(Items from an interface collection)
=-=-=-=-=
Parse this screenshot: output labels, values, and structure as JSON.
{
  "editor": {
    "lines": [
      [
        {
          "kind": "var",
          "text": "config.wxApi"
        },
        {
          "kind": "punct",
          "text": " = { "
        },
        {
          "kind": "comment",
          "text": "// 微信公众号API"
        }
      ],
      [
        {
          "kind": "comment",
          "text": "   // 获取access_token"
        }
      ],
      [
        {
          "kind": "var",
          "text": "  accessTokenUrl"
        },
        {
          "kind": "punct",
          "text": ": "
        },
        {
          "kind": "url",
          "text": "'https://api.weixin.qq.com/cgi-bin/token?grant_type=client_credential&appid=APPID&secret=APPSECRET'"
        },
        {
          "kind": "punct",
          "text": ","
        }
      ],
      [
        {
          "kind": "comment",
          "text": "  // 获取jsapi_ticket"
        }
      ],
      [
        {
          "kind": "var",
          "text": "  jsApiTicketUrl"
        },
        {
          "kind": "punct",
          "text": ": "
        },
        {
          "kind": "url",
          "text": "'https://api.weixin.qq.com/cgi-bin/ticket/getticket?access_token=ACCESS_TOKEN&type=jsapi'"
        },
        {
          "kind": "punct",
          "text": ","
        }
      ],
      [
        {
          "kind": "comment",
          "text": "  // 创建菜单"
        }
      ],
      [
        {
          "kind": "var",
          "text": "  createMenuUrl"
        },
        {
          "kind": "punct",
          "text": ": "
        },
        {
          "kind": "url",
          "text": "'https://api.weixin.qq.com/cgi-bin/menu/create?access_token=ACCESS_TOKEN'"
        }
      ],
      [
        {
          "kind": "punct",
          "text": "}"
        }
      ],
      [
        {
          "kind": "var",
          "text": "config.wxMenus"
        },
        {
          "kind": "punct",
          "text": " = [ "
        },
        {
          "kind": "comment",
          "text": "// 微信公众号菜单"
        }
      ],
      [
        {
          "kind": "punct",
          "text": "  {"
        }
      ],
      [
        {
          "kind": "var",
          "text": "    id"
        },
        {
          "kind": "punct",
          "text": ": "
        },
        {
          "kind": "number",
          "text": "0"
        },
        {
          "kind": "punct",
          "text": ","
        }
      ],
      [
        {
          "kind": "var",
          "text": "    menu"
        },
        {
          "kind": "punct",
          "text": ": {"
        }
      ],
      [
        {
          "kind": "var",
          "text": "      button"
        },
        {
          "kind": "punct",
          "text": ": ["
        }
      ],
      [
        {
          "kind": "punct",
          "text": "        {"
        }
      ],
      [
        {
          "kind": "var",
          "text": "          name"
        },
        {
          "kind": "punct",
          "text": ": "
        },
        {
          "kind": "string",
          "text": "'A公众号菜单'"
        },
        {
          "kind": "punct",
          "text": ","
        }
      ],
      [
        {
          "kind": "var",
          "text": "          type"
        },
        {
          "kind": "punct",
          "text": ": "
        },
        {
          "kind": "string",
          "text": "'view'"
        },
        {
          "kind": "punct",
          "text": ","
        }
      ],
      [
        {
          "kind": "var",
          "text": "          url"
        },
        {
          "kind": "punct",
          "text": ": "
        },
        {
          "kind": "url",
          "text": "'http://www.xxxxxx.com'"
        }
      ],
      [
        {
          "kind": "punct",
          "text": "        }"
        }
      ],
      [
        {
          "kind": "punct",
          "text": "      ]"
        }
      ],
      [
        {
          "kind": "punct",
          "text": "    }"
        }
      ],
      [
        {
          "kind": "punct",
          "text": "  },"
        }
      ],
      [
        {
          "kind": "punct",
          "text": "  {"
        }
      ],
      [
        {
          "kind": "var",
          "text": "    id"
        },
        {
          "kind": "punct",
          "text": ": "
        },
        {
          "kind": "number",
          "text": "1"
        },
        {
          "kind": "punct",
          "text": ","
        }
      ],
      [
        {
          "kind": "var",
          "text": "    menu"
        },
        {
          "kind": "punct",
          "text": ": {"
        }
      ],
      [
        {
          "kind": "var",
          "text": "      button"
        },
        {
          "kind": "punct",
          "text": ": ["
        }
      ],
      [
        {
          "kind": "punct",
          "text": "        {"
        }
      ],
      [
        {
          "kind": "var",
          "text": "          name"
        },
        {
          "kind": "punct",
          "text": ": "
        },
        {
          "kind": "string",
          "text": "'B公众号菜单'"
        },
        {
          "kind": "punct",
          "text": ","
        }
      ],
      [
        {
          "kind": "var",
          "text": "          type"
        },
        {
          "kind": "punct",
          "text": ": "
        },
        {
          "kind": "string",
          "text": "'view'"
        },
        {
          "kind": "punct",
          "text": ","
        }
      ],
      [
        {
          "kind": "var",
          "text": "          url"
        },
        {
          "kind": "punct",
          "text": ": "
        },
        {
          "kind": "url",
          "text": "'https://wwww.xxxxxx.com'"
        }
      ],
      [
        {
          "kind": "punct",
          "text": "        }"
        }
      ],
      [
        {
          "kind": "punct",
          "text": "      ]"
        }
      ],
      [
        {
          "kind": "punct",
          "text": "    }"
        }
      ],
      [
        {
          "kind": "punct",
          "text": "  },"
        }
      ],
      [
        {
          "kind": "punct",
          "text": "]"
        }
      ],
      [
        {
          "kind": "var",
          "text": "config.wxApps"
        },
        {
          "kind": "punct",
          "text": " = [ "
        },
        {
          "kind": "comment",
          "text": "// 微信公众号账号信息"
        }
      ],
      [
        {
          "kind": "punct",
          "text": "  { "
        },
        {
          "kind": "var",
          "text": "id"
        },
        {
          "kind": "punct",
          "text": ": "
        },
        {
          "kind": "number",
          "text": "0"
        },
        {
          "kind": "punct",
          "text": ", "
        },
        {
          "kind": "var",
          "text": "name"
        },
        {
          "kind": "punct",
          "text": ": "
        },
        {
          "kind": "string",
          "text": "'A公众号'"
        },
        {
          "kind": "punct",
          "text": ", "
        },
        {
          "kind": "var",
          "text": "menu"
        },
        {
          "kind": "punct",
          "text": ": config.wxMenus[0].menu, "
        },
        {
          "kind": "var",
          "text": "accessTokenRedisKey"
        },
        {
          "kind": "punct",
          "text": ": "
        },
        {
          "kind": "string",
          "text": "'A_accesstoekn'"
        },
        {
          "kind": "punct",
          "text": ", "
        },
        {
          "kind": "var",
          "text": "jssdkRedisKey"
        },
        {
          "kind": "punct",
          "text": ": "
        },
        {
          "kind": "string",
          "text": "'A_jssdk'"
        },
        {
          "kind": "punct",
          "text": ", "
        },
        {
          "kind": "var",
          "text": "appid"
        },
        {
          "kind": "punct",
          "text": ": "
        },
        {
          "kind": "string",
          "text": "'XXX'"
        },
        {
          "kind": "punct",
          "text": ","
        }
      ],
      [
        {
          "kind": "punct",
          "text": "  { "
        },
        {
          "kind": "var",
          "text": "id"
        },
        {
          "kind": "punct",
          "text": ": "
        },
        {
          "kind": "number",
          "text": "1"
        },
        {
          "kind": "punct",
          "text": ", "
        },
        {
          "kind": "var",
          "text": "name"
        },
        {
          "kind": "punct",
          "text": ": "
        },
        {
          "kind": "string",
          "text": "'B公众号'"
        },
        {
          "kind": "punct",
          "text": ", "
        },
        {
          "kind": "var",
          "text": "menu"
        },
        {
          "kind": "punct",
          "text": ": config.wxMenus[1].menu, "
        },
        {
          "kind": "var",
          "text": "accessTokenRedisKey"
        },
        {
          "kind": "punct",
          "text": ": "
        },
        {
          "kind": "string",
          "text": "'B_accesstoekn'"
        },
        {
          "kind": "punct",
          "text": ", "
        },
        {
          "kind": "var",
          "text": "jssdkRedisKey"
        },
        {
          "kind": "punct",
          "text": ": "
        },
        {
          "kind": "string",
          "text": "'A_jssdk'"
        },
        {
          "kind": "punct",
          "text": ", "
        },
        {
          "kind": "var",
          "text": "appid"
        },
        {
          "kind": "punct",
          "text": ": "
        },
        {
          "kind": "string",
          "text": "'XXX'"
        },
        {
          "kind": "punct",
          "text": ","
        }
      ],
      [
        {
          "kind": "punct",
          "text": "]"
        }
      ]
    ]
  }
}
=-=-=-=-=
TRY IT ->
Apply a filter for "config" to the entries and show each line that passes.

EXERCISE RESULT ->
          "text": "config.wxApi"
          "text": "config.wxMenus"
          "text": "config.wxApps"
          "text": ": config.wxMenus[0].menu, "
          "text": ": config.wxMenus[1].menu, "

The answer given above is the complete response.